◆ **Problem statement**
Would you mind restating all of the records word for word, skipping the pictures?

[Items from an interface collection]
______________________________
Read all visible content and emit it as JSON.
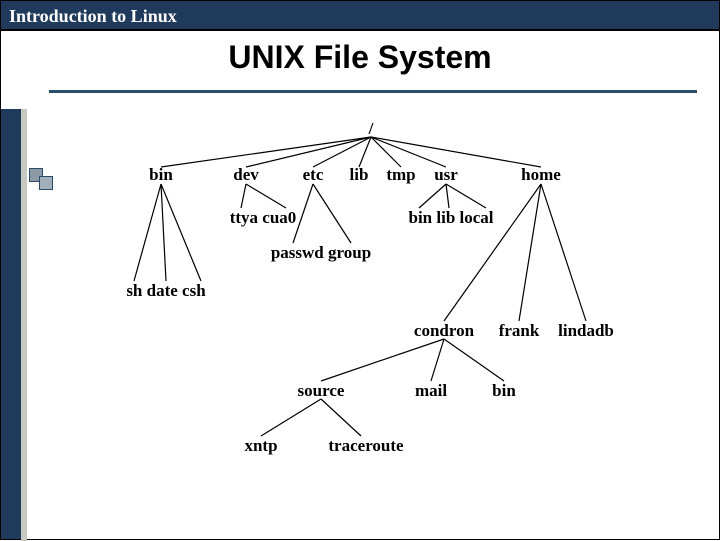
{
  "header": {
    "title": "Introduction to Linux"
  },
  "slide": {
    "title": "UNIX File System"
  },
  "tree": {
    "root": "/",
    "level1": [
      "bin",
      "dev",
      "etc",
      "lib",
      "tmp",
      "usr",
      "home"
    ],
    "bin_children": "sh date csh",
    "dev_children": "ttya cua0",
    "etc_children": "passwd  group",
    "usr_children": "bin lib local",
    "home_children": [
      "condron",
      "frank",
      "lindadb"
    ],
    "condron_children": [
      "source",
      "mail",
      "bin"
    ],
    "source_children": [
      "xntp",
      "traceroute"
    ]
  }
}
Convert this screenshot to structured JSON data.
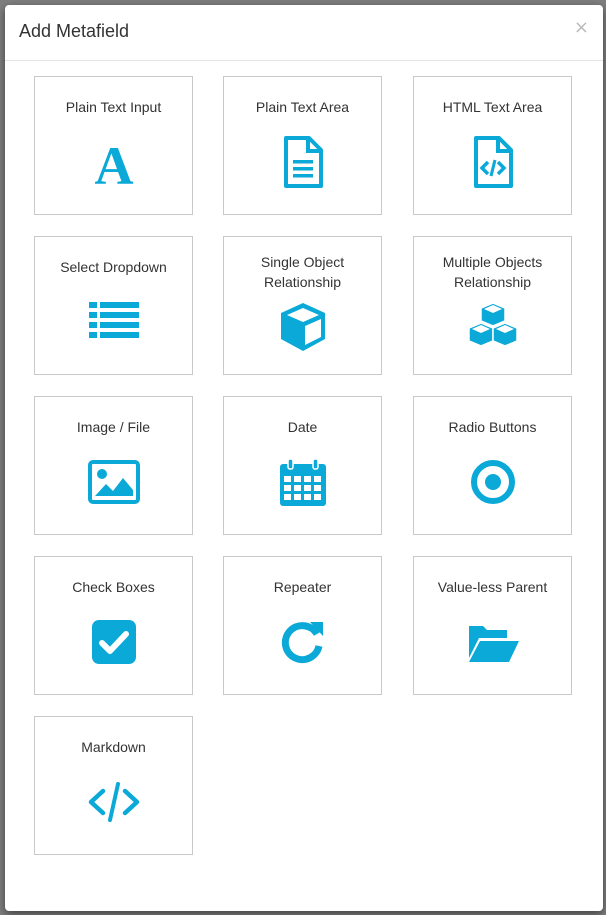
{
  "modal": {
    "title": "Add Metafield",
    "close_label": "×"
  },
  "accent_color": "#0aa9d8",
  "fields": [
    {
      "label": "Plain Text Input",
      "icon": "font-icon"
    },
    {
      "label": "Plain Text Area",
      "icon": "file-text-icon"
    },
    {
      "label": "HTML Text Area",
      "icon": "file-code-icon"
    },
    {
      "label": "Select Dropdown",
      "icon": "list-icon"
    },
    {
      "label": "Single Object Relationship",
      "icon": "cube-icon"
    },
    {
      "label": "Multiple Objects Relationship",
      "icon": "cubes-icon"
    },
    {
      "label": "Image / File",
      "icon": "image-icon"
    },
    {
      "label": "Date",
      "icon": "calendar-icon"
    },
    {
      "label": "Radio Buttons",
      "icon": "dot-circle-icon"
    },
    {
      "label": "Check Boxes",
      "icon": "check-square-icon"
    },
    {
      "label": "Repeater",
      "icon": "repeat-icon"
    },
    {
      "label": "Value-less Parent",
      "icon": "folder-open-icon"
    },
    {
      "label": "Markdown",
      "icon": "code-icon"
    }
  ]
}
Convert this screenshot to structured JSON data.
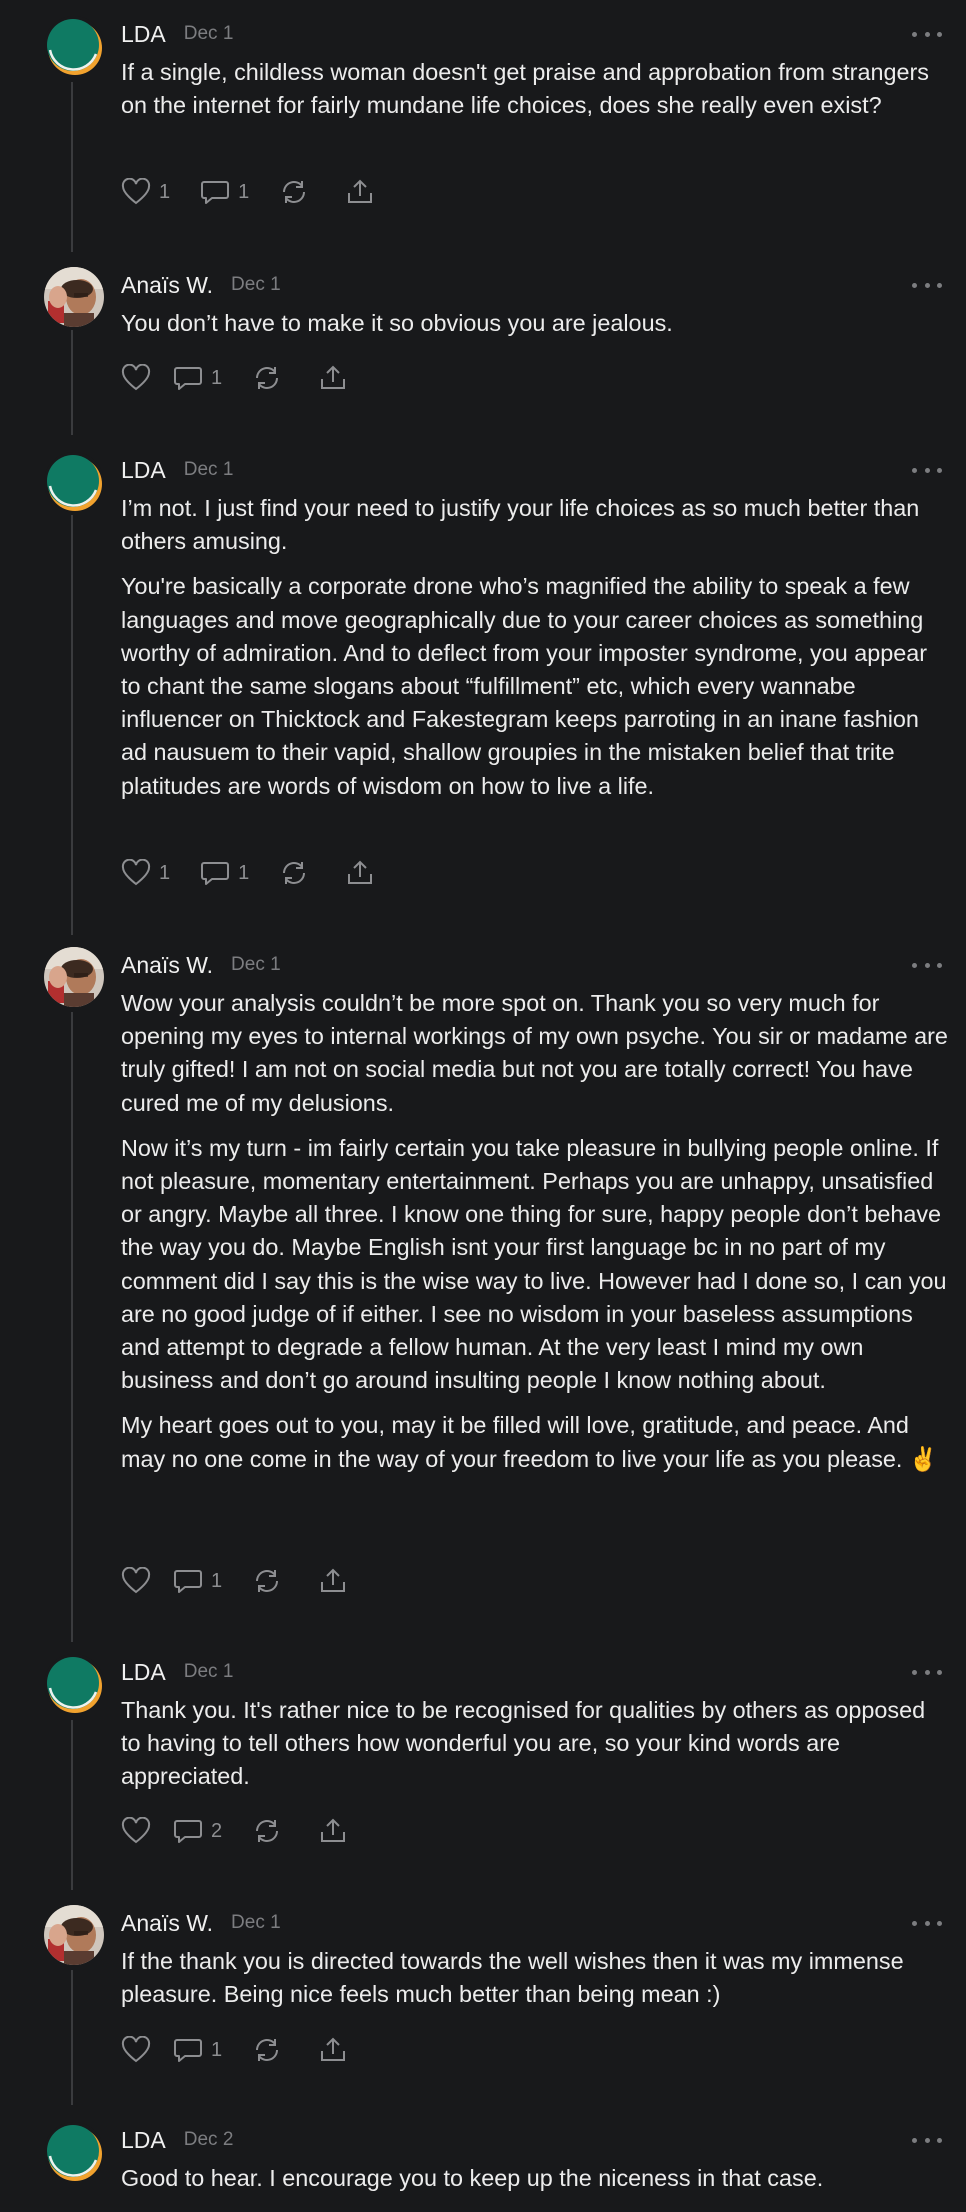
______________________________
◆ **Solution**
Read all visible content and emit it as JSON.
{
  "header": {
    "title": "Introduction to Linux"
  },
  "slide": {
    "title": "UNIX File System"
  },
  "tree": {
    "root": "/",
    "level1": [
      "bin",
      "dev",
      "etc",
      "lib",
      "tmp",
      "usr",
      "home"
    ],
    "bin_children": "sh date csh",
    "dev_children": "ttya cua0",
    "etc_children": "passwd  group",
    "usr_children": "bin lib local",
    "home_children": [
      "condron",
      "frank",
      "lindadb"
    ],
    "condron_children": [
      "source",
      "mail",
      "bin"
    ],
    "source_children": [
      "xntp",
      "traceroute"
    ]
  }
}
Convert this screenshot to structured JSON data.
{
  "modal": {
    "title": "Add Metafield",
    "close_label": "×"
  },
  "accent_color": "#0aa9d8",
  "fields": [
    {
      "label": "Plain Text Input",
      "icon": "font-icon"
    },
    {
      "label": "Plain Text Area",
      "icon": "file-text-icon"
    },
    {
      "label": "HTML Text Area",
      "icon": "file-code-icon"
    },
    {
      "label": "Select Dropdown",
      "icon": "list-icon"
    },
    {
      "label": "Single Object Relationship",
      "icon": "cube-icon"
    },
    {
      "label": "Multiple Objects Relationship",
      "icon": "cubes-icon"
    },
    {
      "label": "Image / File",
      "icon": "image-icon"
    },
    {
      "label": "Date",
      "icon": "calendar-icon"
    },
    {
      "label": "Radio Buttons",
      "icon": "dot-circle-icon"
    },
    {
      "label": "Check Boxes",
      "icon": "check-square-icon"
    },
    {
      "label": "Repeater",
      "icon": "repeat-icon"
    },
    {
      "label": "Value-less Parent",
      "icon": "folder-open-icon"
    },
    {
      "label": "Markdown",
      "icon": "code-icon"
    }
  ]
}
Convert this screenshot to structured JSON data.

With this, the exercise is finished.